● Task input:
◇ ◇ ◇ ◇ ◇ ◇ ◇
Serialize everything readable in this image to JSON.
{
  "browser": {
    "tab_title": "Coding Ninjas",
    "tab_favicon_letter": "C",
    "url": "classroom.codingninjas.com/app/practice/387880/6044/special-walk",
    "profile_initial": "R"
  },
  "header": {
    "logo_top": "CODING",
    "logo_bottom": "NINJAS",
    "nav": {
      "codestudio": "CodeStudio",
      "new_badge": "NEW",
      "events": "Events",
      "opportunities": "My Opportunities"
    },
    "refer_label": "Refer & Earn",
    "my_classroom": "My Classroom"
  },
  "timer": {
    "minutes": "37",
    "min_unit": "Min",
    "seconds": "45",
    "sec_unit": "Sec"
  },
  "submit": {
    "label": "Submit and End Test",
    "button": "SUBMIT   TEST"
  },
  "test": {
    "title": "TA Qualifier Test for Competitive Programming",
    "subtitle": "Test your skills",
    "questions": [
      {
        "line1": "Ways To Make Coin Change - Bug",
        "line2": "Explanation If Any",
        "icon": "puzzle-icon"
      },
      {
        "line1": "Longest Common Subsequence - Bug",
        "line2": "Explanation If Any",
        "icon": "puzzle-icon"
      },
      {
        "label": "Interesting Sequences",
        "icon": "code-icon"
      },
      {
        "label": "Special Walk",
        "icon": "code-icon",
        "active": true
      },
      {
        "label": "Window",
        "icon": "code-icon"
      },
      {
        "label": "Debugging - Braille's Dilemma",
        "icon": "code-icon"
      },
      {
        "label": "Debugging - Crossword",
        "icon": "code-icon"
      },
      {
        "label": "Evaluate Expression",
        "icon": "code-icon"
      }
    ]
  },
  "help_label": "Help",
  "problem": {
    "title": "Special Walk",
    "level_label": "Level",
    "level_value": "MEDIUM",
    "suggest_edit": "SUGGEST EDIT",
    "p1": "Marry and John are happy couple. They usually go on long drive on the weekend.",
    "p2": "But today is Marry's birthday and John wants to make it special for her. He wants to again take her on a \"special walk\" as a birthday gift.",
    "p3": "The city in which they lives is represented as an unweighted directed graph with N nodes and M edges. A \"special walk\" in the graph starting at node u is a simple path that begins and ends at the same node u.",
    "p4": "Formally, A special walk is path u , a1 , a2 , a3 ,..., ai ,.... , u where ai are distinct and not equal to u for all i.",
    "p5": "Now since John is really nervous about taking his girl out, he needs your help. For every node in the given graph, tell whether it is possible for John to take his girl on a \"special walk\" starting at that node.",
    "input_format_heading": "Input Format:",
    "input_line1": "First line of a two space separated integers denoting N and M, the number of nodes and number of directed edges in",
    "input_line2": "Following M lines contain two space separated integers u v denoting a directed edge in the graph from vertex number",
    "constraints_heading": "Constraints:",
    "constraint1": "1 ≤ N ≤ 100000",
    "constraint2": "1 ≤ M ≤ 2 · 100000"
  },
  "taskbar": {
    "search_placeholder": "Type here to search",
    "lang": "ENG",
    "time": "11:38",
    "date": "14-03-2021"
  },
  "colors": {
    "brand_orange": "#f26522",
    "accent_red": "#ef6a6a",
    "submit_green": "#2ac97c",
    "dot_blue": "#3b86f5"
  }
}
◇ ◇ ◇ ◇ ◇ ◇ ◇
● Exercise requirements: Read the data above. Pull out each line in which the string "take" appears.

● Task result:
    "p2": "But today is Marry's birthday and John wants to make it special for her. He wants to again take her on a \"special walk\" as a birthday gift.",
    "p5": "Now since John is really nervous about taking his girl out, he needs your help. For every node in the given graph, tell whether it is possible for John to take his girl on a \"special walk\" starting at that node.",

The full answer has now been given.